3.      Claims about the Abuse of the Application of Universal Jurisdiction

 In the wake of arrest warrants against leaders of the Rwandan Patriotic Front, some have argued that universal jurisdiction is a tool used unfairly against Africans. Previously, others denounced universal jurisdiction as a means of advancing political objectives against the State of Israel or the United States.  Here again, it is important to consider the facts:

  • The recent AU-EU report on universal jurisdiction shows that complaints have been filed before European courts against nationals of 27 different states, including individuals from 10 AU member states (paragraph 26).
  • Among the cases that have actually been brought to trial under universal jurisdiction laws, the state of nationality of the accused includes the former Yugoslavia, Afghanistan, and various Latin American states, as well as a number of cases involving Rwandans and Congolese.

Critics also suggest that universal jurisdiction proceedings have ignored official immunities recognized under international law. However:

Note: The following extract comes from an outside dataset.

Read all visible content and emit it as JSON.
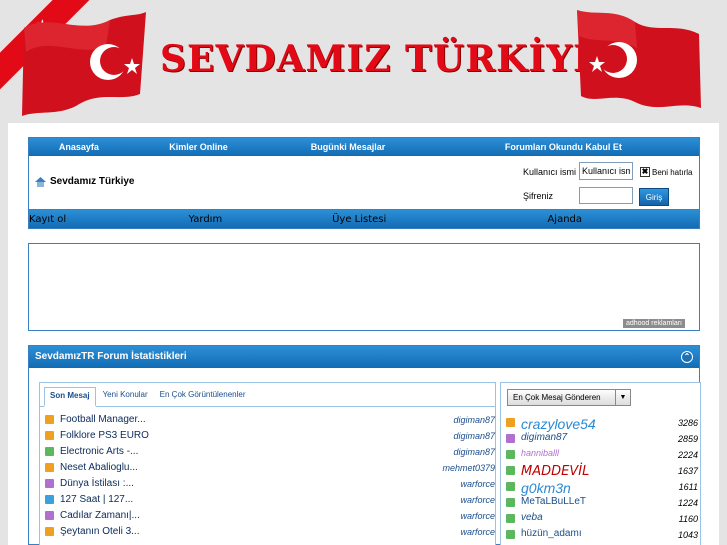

  • As mentioned above, actual accused who have been brought to trial under universal jurisdiction laws have been low-level or mid-level perpetrators who would not have benefited from immunities.
  • It is important to be wary of efforts to "stretch" the notion of immunities under international law with regard to grave international crimes. Even if individual state practice in this matter differs, the decision of the International Court of Justice in the Yerodia case, which upheld the immunity from prosecution for a Congolese foreign minister, is limited to a very small group of officials holding governmental positions. Any effort to secure privileges (such as not being subject to arrest warrants) for a much broader category of individuals, defined as "foreign state officials exercising a representative function on behalf of his or her state," would be wholly inappropriate and contrary to the evolution of international law. This would seek to shield individuals from accountability for the most serious crimes known to humanity on an unprecedentedly broad basis.